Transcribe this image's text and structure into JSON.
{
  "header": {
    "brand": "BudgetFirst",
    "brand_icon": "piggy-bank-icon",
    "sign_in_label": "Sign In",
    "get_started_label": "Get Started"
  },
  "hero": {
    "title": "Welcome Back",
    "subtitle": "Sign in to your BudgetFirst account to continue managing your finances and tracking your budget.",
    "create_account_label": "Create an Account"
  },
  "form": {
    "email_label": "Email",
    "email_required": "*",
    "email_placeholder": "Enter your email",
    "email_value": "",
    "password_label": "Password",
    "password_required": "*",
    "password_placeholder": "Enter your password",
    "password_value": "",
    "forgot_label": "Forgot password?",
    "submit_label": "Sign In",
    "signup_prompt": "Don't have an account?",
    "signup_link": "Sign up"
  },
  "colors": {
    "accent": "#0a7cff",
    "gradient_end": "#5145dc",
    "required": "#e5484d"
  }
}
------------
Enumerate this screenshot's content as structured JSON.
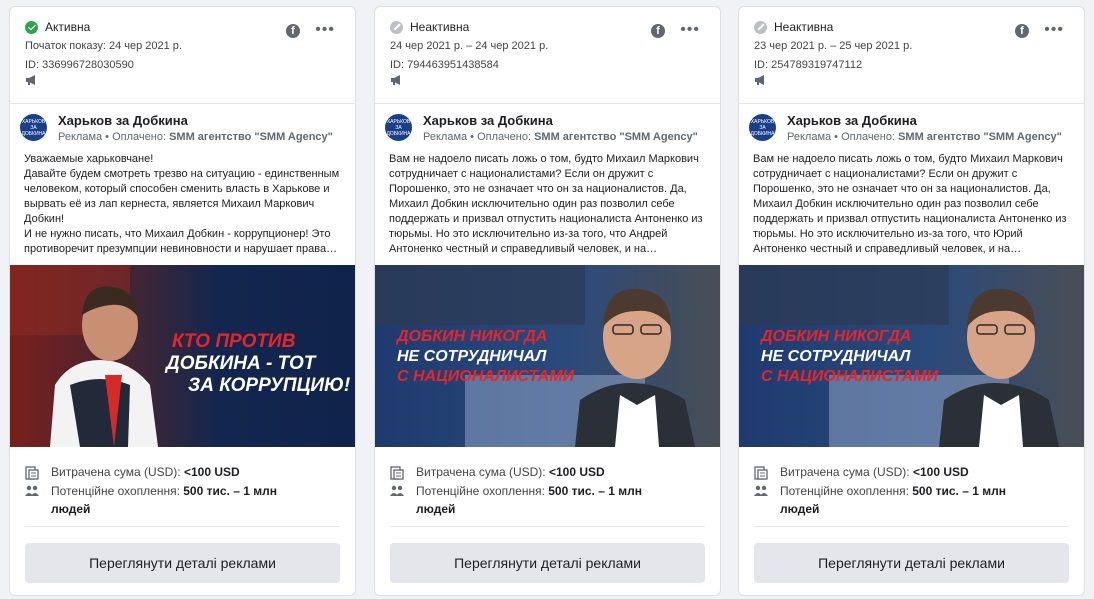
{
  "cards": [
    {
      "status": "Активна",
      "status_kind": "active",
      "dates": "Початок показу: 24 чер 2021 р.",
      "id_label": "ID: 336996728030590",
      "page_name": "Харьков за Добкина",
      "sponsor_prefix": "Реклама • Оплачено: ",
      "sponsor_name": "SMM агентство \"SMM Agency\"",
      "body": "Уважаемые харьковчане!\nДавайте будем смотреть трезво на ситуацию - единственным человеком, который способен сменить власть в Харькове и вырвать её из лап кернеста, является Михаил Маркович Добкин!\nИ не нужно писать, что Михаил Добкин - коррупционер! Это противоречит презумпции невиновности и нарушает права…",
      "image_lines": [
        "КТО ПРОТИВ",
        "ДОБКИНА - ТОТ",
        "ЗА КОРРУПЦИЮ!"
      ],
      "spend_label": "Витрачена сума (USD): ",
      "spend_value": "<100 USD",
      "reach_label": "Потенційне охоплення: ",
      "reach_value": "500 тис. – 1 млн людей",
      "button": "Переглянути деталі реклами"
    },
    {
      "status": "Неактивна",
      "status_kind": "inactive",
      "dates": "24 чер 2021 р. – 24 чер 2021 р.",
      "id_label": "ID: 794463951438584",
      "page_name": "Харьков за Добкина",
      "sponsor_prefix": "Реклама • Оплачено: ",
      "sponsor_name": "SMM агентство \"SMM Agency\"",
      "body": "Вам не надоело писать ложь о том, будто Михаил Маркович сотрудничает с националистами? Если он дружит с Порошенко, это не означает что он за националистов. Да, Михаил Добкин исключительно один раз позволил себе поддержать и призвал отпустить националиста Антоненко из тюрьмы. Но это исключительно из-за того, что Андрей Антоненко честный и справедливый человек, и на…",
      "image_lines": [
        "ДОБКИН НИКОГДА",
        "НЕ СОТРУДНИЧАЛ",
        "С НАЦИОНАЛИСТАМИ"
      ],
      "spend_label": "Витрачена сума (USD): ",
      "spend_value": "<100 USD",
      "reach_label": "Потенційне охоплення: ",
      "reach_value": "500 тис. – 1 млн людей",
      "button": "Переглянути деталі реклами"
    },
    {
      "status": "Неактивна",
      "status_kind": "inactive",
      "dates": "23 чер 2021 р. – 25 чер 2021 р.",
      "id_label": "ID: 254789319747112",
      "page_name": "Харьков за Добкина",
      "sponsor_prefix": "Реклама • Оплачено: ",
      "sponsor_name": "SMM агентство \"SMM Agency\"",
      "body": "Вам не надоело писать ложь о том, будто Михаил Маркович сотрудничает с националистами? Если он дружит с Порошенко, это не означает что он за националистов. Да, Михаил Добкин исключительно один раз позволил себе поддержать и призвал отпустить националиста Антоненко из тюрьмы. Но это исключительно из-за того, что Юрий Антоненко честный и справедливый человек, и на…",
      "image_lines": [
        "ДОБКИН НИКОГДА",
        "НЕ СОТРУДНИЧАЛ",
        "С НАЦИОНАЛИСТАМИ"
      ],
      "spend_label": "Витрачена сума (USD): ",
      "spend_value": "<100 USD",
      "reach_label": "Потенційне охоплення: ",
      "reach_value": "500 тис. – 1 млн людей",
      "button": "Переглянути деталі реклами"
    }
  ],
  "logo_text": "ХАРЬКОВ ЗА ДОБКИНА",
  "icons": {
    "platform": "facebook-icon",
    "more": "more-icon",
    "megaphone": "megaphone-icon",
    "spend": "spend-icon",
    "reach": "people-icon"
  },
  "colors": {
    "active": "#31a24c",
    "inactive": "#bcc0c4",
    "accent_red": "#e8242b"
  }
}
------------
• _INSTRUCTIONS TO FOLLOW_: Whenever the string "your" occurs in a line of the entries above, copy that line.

• _SOLUTION TO THIS EXERCISE_:
    "subtitle": "Sign in to your BudgetFirst account to continue managing your finances and tracking your budget.",
    "email_placeholder": "Enter your email",
    "password_placeholder": "Enter your password",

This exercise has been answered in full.